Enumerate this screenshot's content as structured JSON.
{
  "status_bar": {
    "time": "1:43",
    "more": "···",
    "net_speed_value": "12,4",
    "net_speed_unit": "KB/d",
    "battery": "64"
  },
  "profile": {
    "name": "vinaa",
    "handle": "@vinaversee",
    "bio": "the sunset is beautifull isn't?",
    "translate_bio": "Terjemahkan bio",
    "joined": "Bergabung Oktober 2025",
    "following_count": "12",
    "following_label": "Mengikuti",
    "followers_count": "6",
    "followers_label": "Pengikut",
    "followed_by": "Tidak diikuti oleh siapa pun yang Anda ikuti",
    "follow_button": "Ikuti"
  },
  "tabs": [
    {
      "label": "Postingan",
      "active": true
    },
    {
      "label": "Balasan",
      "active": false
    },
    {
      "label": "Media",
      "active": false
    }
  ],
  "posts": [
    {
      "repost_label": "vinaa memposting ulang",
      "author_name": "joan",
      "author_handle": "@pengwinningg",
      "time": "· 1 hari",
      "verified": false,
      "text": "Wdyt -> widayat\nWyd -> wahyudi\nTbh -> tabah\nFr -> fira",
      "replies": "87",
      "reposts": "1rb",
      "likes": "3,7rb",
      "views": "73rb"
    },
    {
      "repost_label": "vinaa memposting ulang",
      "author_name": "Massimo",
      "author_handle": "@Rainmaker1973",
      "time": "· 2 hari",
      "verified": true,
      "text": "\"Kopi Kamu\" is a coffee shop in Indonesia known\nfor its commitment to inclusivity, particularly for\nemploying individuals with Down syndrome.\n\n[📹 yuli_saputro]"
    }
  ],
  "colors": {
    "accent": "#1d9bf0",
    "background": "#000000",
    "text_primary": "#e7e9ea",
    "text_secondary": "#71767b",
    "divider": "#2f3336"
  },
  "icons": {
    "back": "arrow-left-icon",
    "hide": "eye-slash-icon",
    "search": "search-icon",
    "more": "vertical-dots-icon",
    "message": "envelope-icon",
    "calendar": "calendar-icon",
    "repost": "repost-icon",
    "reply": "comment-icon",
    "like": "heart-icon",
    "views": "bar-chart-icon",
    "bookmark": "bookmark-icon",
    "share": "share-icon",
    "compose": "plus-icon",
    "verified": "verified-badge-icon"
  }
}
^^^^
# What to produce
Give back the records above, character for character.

# Solution to the exercise
Enumerate this screenshot's content as structured JSON.
{
  "status_bar": {
    "time": "1:43",
    "more": "···",
    "net_speed_value": "12,4",
    "net_speed_unit": "KB/d",
    "battery": "64"
  },
  "profile": {
    "name": "vinaa",
    "handle": "@vinaversee",
    "bio": "the sunset is beautifull isn't?",
    "translate_bio": "Terjemahkan bio",
    "joined": "Bergabung Oktober 2025",
    "following_count": "12",
    "following_label": "Mengikuti",
    "followers_count": "6",
    "followers_label": "Pengikut",
    "followed_by": "Tidak diikuti oleh siapa pun yang Anda ikuti",
    "follow_button": "Ikuti"
  },
  "tabs": [
    {
      "label": "Postingan",
      "active": true
    },
    {
      "label": "Balasan",
      "active": false
    },
    {
      "label": "Media",
      "active": false
    }
  ],
  "posts": [
    {
      "repost_label": "vinaa memposting ulang",
      "author_name": "joan",
      "author_handle": "@pengwinningg",
      "time": "· 1 hari",
      "verified": false,
      "text": "Wdyt -> widayat\nWyd -> wahyudi\nTbh -> tabah\nFr -> fira",
      "replies": "87",
      "reposts": "1rb",
      "likes": "3,7rb",
      "views": "73rb"
    },
    {
      "repost_label": "vinaa memposting ulang",
      "author_name": "Massimo",
      "author_handle": "@Rainmaker1973",
      "time": "· 2 hari",
      "verified": true,
      "text": "\"Kopi Kamu\" is a coffee shop in Indonesia known\nfor its commitment to inclusivity, particularly for\nemploying individuals with Down syndrome.\n\n[📹 yuli_saputro]"
    }
  ],
  "colors": {
    "accent": "#1d9bf0",
    "background": "#000000",
    "text_primary": "#e7e9ea",
    "text_secondary": "#71767b",
    "divider": "#2f3336"
  },
  "icons": {
    "back": "arrow-left-icon",
    "hide": "eye-slash-icon",
    "search": "search-icon",
    "more": "vertical-dots-icon",
    "message": "envelope-icon",
    "calendar": "calendar-icon",
    "repost": "repost-icon",
    "reply": "comment-icon",
    "like": "heart-icon",
    "views": "bar-chart-icon",
    "bookmark": "bookmark-icon",
    "share": "share-icon",
    "compose": "plus-icon",
    "verified": "verified-badge-icon"
  }
}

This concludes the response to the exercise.